Much of the existing Code will remain unchanged. The most significant and practical proposed changes to the 'Core Principles' of the Code are set out below.
The 2011 Code introduces the requirement that services should now represent 'appropriate' value for money. Although the term 'appropriate' is not defined, the 2011 Code recommends that services are appropriate to the location, use and character of the property. The 2011 Code goes on to require that competitive quotes are obtained or that costs are benchmarked.
A key principle of the 2011 Code is that property owners should not profit from the supply of services. This means that the amount recovered by an owner is limited to the proper and actual cost incurred in the provision or supply of services.
In addition, the 2011 Code imposes the following practical changes in relation to the service charge report:
- it should include details of the terms of the management contract and state whether it was competitively tendered; and
- it should include an apportionment schedule and any new leases should be drafted so as to allow future flexibility over the method of apportionment.
The main change in the 2011 Code is the suggestion that managers of commercial premises consult occupiers about the level of services that are appropriate, even if the lease is silent on this. In addition, the owner or manager of the property needs to set out clear policies as to how the service charge will be managed.
The 2011 Code also requires timely and regular communication and consultation between managers and occupiers to encourage good working relationships and understanding with regard to the provision and cost of services. It recommends that managers issue budgets to occupiers at least one month prior to the start of the service charge year and issue detailed statements of actual expenditure together with accounting policies and explanatory text within four months of the service charge year end.
New leases and lease renewals
Notwithstanding the O'May principles, the 2011 Code recommends that owners, occupiers and solicitors ensure that any lease renewal under the 1954 Act reflects the 2011 Code.
Financial controls and competencies
The 2011 Code sets out the auditing standards to be observed in preparing service charge accounts and requires that an auditing professional is used to prepare the accounts. Compliance with this standard may affect the cost of management.
The 2011 Code also introduces an obligation on managers, when issuing accounts or certifying expenditure, to act in a non-partisan spirit. Owners and managers are to operate separate interest bearing accounts for occupier on-account payments and all interest earned will be credited to the service charge account.
There is now also an obligation to use the industry standard cost headings in the accounts and reports. The 2006 Code only advised that these cost headings be used.
The 2011 Code recommends that all leases provide for the use of Alternative Dispute Resolution (ADR) to settle disputes relating to the service charge. The 2011 Code also encourages the parties to choose ADR even if the lease does not require them to do so.
This is brand new. The 2011 Code makes reference to new 'Green Clauses' that are being included in many new leases to deal with sustainability issues. The 2011 Code:
- advocates that sustainability and improved environmental performance should be taken into account when carrying out any cost-benefit analysis of improvement costs above the normal costs of repair;

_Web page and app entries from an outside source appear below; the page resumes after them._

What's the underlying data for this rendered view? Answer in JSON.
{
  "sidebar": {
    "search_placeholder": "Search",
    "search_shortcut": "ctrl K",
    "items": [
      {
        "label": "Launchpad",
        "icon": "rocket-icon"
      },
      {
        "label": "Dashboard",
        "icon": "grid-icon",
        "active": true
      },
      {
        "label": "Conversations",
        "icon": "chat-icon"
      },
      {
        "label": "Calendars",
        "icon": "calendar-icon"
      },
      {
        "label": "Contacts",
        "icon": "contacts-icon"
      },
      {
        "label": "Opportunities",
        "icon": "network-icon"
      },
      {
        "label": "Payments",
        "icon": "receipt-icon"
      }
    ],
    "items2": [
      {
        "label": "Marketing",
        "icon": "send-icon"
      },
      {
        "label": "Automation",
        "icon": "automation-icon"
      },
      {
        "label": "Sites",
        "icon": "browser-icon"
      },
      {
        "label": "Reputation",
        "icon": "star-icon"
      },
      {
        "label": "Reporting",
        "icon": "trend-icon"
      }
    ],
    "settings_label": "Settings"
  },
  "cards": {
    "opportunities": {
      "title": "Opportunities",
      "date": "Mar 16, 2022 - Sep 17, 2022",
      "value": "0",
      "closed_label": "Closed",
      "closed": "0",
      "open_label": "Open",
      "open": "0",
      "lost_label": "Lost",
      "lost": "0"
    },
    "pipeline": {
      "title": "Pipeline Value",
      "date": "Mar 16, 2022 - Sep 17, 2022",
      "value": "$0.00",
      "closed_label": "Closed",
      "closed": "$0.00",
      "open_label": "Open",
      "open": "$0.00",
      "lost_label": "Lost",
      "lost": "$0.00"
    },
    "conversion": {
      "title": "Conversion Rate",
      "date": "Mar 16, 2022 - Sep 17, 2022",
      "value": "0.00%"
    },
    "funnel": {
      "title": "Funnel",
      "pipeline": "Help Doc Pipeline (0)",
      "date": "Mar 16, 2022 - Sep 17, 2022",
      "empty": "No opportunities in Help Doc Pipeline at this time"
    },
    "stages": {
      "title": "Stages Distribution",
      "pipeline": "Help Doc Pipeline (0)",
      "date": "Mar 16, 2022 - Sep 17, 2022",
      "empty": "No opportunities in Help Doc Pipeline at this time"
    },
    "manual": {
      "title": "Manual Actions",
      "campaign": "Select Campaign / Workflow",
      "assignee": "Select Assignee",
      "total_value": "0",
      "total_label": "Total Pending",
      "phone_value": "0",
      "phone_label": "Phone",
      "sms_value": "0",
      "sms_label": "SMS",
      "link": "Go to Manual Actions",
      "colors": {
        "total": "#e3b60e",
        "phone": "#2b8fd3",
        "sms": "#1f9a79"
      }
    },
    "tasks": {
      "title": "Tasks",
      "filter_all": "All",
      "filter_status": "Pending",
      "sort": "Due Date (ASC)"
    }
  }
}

- requires a fair and reasonable approach to apportioning the costs of works that improve the environmental performance of the property or its sustainability;
- permits restrictions on work that adversely affects environmental performance of the property. This could restrict the services provided or repairs carried out and could equally apply to alterations that any occupier proposes.

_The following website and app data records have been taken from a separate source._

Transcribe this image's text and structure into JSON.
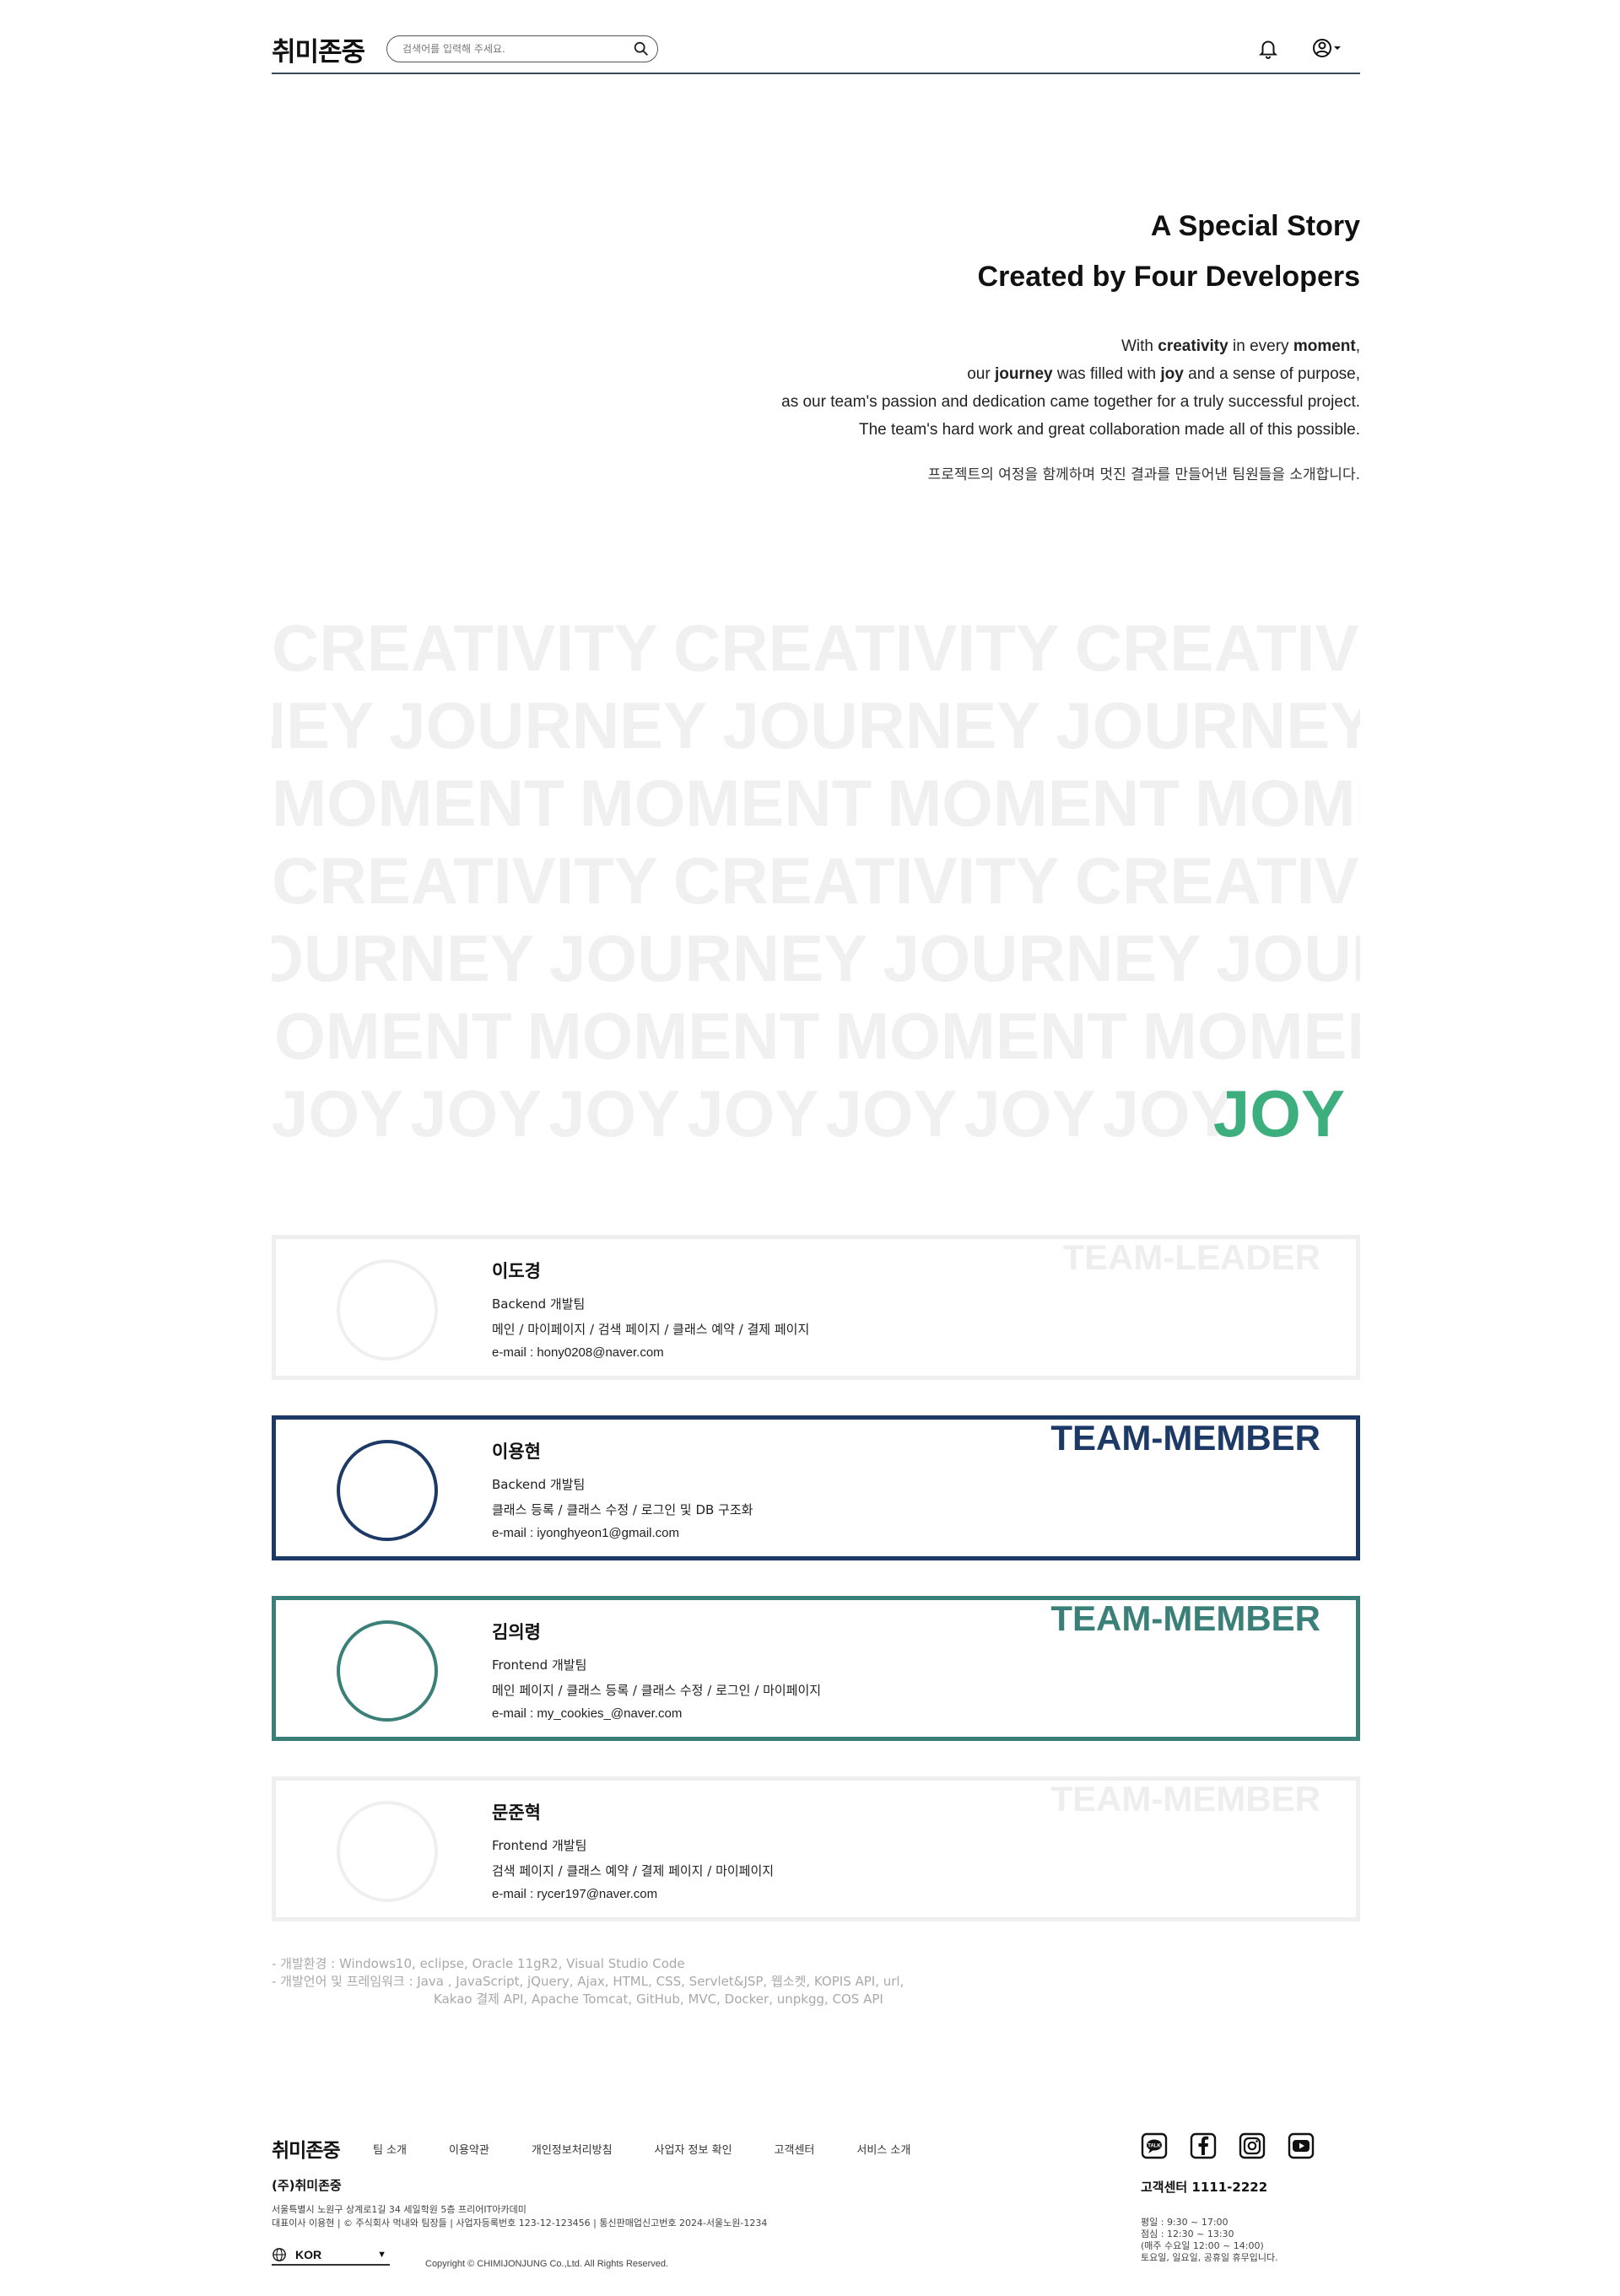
{
  "header": {
    "logo": "취미존중",
    "search_placeholder": "검색어를 입력해 주세요."
  },
  "intro": {
    "title_line1": "A Special Story",
    "title_line2": "Created by Four Developers",
    "p1_pre": "With ",
    "p1_b1": "creativity",
    "p1_mid": " in every ",
    "p1_b2": "moment",
    "p1_post": ",",
    "p2_pre": "our ",
    "p2_b1": "journey",
    "p2_mid": " was filled with ",
    "p2_b2": "joy",
    "p2_post": " and a sense of purpose,",
    "p3": "as our team's passion and dedication came together for a truly successful project.",
    "p4": "The team's hard work and great collaboration made all of this possible.",
    "korean": "프로젝트의 여정을 함께하며 멋진 결과를 만들어낸 팀원들을 소개합니다."
  },
  "words": {
    "creativity": "CREATIVITY",
    "journey": "JOURNEY",
    "moment": "MOMENT",
    "joy": "JOY"
  },
  "team": [
    {
      "role": "TEAM-LEADER",
      "name": "이도경",
      "team": "Backend 개발팀",
      "pages": "메인 / 마이페이지 / 검색 페이지 / 클래스 예약 / 결제 페이지",
      "email": "e-mail : hony0208@naver.com"
    },
    {
      "role": "TEAM-MEMBER",
      "name": "이용현",
      "team": "Backend 개발팀",
      "pages": "클래스 등록 / 클래스 수정 / 로그인 및 DB 구조화",
      "email": "e-mail : iyonghyeon1@gmail.com"
    },
    {
      "role": "TEAM-MEMBER",
      "name": "김의령",
      "team": "Frontend 개발팀",
      "pages": "메인 페이지 / 클래스 등록 / 클래스 수정 / 로그인 / 마이페이지",
      "email": "e-mail : my_cookies_@naver.com"
    },
    {
      "role": "TEAM-MEMBER",
      "name": "문준혁",
      "team": "Frontend 개발팀",
      "pages": "검색 페이지 / 클래스 예약 / 결제 페이지 / 마이페이지",
      "email": "e-mail : rycer197@naver.com"
    }
  ],
  "dev": {
    "env": "- 개발환경 : Windows10, eclipse, Oracle 11gR2, Visual Studio Code",
    "lang1": "- 개발언어 및 프레임워크 : Java , JavaScript, jQuery, Ajax, HTML, CSS, Servlet&JSP, 웹소켓, KOPIS API, url,",
    "lang2": "Kakao 결제 API, Apache Tomcat, GitHub, MVC, Docker, unpkgg, COS API"
  },
  "footer": {
    "logo": "취미존중",
    "nav": [
      "팀 소개",
      "이용약관",
      "개인정보처리방침",
      "사업자 정보 확인",
      "고객센터",
      "서비스 소개"
    ],
    "company": "(주)취미존중",
    "addr1": "서울특별시 노원구 상계로1길 34 세일학원 5층 프리어IT아카데미",
    "addr2": "대표이사 이용현 | © 주식회사 먹내와 팀장들 | 사업자등록번호 123-12-123456 | 통신판매업신고번호 2024-서울노원-1234",
    "lang": "KOR",
    "copyright": "Copyright © CHIMIJONJUNG Co.,Ltd. All Rights Reserved.",
    "cs": "고객센터 1111-2222",
    "hours1": "평일 : 9:30 ~ 17:00",
    "hours2": "점심 : 12:30 ~ 13:30",
    "hours3": "(매주 수요일 12:00 ~ 14:00)",
    "hours4": "토요일, 일요일, 공휴일 휴무입니다."
  },
  "colors": {
    "accent_green": "#3dae7e",
    "navy": "#1d3a66",
    "teal": "#3a7f78"
  }
}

However, having made reference to sustainability, the draft Code gives little guidance as to what to do other than to create a talking shop.
The new draft refers to mixed use schemes. A different code applies to residential leases and mixed use schemes are increasingly common but the 2011 Code falls short of reconciling the two schemes.
The 2011 Code aims to improve general standards and promote best practice, uniformity, fairness and transparency in the management and administration of service charges in commercial property. It also seeks to reduce the causes of disputes and give guidance on resolving disputes. However, the language of the 2011 Code is often ambiguous with no definition given for some of the key terms, which may defeat many of its main objectives.
Only time will tell whether the cost of implementing a process which requires 'best practice' will in the long run prove more costly than a 'quick and dirty' solution.